Wilbur Ross quits Ocwen Financial

Wilbur Ross quits Ocwen Financial

Distressed asset investor bringing his magic to Bank of Cyprus

Dustin Johnson levels blockbuster claims at title attorneys

Is Nat Hardwick the fall guy?

CFPB proposes 7 big changes to foreclosure process for mortgage servicers

Adds guidance on extended borrower protections
W S

House Republicans Revolt, Push Separate Bailout Plan

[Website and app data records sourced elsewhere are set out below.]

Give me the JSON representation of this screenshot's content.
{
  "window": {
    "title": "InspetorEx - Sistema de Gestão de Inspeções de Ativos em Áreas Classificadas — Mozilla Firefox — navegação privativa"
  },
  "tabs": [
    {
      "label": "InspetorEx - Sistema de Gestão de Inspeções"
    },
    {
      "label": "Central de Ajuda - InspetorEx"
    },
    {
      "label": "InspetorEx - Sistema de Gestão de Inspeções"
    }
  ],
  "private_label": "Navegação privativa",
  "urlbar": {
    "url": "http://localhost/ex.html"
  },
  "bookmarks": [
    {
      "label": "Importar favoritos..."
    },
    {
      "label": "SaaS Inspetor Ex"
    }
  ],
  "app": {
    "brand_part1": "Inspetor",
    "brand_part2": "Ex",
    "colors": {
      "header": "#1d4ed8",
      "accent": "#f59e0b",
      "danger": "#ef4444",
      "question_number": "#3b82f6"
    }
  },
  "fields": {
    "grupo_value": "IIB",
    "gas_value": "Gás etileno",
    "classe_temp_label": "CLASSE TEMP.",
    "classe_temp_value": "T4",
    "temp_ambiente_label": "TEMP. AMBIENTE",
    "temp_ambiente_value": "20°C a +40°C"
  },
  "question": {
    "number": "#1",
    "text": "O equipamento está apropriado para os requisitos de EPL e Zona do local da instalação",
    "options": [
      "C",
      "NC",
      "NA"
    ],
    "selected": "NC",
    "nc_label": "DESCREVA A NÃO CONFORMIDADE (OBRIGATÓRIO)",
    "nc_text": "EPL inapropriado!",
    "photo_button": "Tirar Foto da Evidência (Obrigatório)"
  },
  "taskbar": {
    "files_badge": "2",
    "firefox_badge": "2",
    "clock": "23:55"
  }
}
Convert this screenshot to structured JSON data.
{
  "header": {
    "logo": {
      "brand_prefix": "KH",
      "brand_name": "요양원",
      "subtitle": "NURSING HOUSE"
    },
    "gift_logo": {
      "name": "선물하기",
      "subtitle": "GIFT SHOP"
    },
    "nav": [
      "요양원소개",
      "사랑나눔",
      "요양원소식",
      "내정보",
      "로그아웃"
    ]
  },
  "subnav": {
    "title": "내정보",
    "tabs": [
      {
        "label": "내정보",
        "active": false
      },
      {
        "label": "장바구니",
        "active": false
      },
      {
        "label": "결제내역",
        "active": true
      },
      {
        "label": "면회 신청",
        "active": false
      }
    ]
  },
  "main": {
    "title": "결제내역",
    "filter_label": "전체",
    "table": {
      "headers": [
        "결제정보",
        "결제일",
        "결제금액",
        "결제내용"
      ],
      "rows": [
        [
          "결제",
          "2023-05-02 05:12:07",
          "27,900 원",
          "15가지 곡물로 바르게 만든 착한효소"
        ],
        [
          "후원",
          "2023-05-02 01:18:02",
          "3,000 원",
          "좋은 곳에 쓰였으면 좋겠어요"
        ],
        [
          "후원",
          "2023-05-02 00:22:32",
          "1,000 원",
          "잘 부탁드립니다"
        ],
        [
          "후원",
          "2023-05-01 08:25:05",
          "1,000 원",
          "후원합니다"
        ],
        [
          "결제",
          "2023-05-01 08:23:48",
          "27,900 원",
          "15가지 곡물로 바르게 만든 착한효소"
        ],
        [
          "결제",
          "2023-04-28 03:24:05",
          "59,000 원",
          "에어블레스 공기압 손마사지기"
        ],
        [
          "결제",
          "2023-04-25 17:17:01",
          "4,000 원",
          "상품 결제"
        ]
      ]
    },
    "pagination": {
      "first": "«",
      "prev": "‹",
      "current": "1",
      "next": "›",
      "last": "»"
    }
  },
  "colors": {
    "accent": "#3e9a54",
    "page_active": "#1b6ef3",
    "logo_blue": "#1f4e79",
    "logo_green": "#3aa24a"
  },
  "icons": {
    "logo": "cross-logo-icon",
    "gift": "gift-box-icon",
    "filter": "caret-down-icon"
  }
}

Discussions surrounding a proposed $700+ billion bailout of the nation's financial markets over mortgage bets gone horribly wrong took a dramatic turn late Thursday, after a group of Republicans in the House of Representatives surprised key lawmakers and proposed a separate bailout proposal during a key meeting with President Bush and members of the House and Senate. HW reported on the derailment of initial talks yesterday; as details have emerged, the House Republicans' plan appears to involve banks and other financial institutions paying premiums to the Treasury in exchange for a government guarantee of some of the hardest-hit mortgage-backed securities. "Instead of a purchase scenario where you have the government injecting $700 billion right up front into the markets, what you have here is an insurance plan," Rep. Eric Cantor (R-VA) told reporters, according to a report by the Associated Press. "In order to get this insurance, the banks with these failed assets would have to pay for the government backing, pay for the insurance." Democratic lawmakers said they were caught off guard by the separate proposal, which has the backing of Republican presidential candidate John McCain (R-AZ), although House Republicans have contended they did not work on the plan behind closed doors. Both Barney Frank (D-MA), chairman of the House Financial Services Committee, and Chris Dodd (D-CT), chairman of the Senate Banking Committee, derided what Dodd called a "rescue plan for John McCain." Frank said that House Republicans had "some kind of arrangement with McCain [and] went off into the whatever," according to a report in CQ Politics. Rep. Ellen Tauscher (D-CA) told the Wall Street Journal on Friday that Sen. McCain, who suspended his campaign on Wednesday evening to return to Washington and focus on the credit crisis, "goes to a meeting and all of a sudden, we lose all the Republicans who have been working with us for the last five days." Global financial markets teetered Friday morning on news that the bailout plan may have been derailed, as well, forcing President Bush to address the crisis publicly for the second time in three days Friday morning, assuring that some form of package would yet be passed by lawmakers. Administration officials said that Treasury Secretary Henry Paulson was back on Capitol Hill attempting to fanagle a deal with clearly frustrated lawmakers. "There are disagreements over aspects of the rescue plan, but there is no disagreement that something substantial must be done," President Bush said in a press conference Monday morning. "The legislative process is sometimes not very pretty, but we are going to get a package passed." That House Republicans would undercut a proposal by Bush administration officials is telling, however, and that McCain would allegedly lead the effort to do so personally, clearly underscores the GOP presidential nominee's desire to distance himself from the current administration as he strives to convince a skeptical public that a McCain/Palin administration would not repeat many of the policy choices pursued by a largely unpopular Bush adminstration. The involvement of both presidential candidates on the bailout negotiations appears to be generating mixed response on Capitol Hill; while McCain has aggressive sought to insert himself into the debate, Democratic nominee Barack Obama (D-IL) has sought a lower-key role. “When you inject presidential politics into delicate negotiations, it’s not necessarily as helpful as it needs to be," Obama told reporters. Republican leaders, however, voiced vocal hop that McCain would propose something conservative GOP members could strongly support. “I’m hoping we wait for John McCain to propose a plan the entire Republican caucus can get behind,” Rep. Joe Pitts (R-PA) told CQ Politics. The strongest opponent of Treasury's proposal to buy billions of dollars' worth of troubled ABS/MBS/CDO assets has been Sen. Richard Shelby (R-AL), the ranking member on the Senate Banking Committee. After Democratic lawmakers told members of the press that a deal had been reached Thursday, sending stock markets soaring, Shelby was quick to redress that notion, saying that as far as he was concerned, no deal had been reached. Little has changed between last night and Friday morning, a source on Capitol Hill suggested to HW.

Recent Articles by Paul Jackson

Comments powered by Disqus